In this tutorial, we will explore the question: Does Docker have a DNS server? Docker is a popular platform that allows you to automate the deployment and management of applications within containers. It provides isolation and portability, making it easy to develop and deploy applications across different environments.
The Role of DNS in Docker
DNS (Domain Name System) is a fundamental component of the internet that translates human-readable domain names into IP addresses. It enables us to access websites using familiar domain names like example.com instead of remembering their numeric IP addresses.
When it comes to Docker, DNS plays an important role in facilitating communication between containers. Each container in a Docker network has its own unique IP address, but these addresses are not easily memorable or meaningful for humans. This is where DNS comes in.
Default DNS Configuration in Docker
By default, Docker uses a built-in DNS server called “dockerd” that provides name resolution for containers within the same network. When you create a new container with Docker, it automatically assigns a unique hostname based on the container’s name.
The DNS server within Docker is responsible for resolving these hostnames to their respective IP addresses, allowing containers to communicate with each other using easy-to-remember names instead of complex IP addresses.
DNS Resolution Order
- Docker Daemon’s Embedded DNS Server: When you create a new container, it automatically registers its hostname and IP address with the embedded DNS server running on the Docker daemon. This server acts as the primary source for name resolution within the local network.
- Host’s Default DNS Server: If the embedded DNS server fails to resolve a hostname, Docker falls back to using the default DNS server configured on the host machine. This allows containers to access resources outside the Docker network.
Customizing DNS Configuration in Docker
While Docker provides a default DNS configuration, you can also customize it according to your needs. You can specify custom DNS servers or even modify the default search domains for name resolution.
To customize the DNS configuration, you can use the
--dns option when running a container. For example:
docker run --dns 8.8.8 my-container
This command instructs Docker to use the specified DNS server (in this case, Google’s public DNS server at 8.8) for name resolution within the container.
Using DNS Names in Docker Compose
In addition to using individual containers, you can also define multi-container applications using Docker Compose. When using Compose, you can specify custom network aliases for services within a compose file.
By defining these aliases, you can refer to services using meaningful names instead of relying on IP addresses or container names. Docker automatically handles the DNS resolution for these aliases within the defined network.
services: web: image: nginx networks: - my-network dns_alias: - my-app.example.com - app.com
In this example, the web service is assigned two custom DNS aliases: my-app.com and app.com. These aliases allow other containers within the same network to communicate with this service using these human-readable names.
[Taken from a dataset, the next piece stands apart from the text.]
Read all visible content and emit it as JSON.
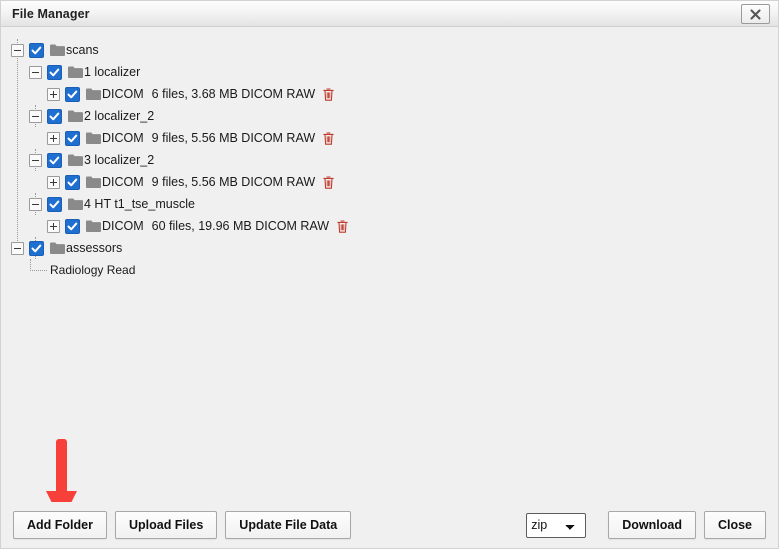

Docker comes with its own built-in DNS server that provides name resolution for containers within the Docker network. This DNS server, along with the ability to customize DNS configurations, allows you to easily manage and communicate between containers using human-readable names instead of complex IP addresses.
By understanding the role of DNS in Docker and how to customize its configuration, you can ensure efficient communication and seamless integration between your containers in a Docker environment.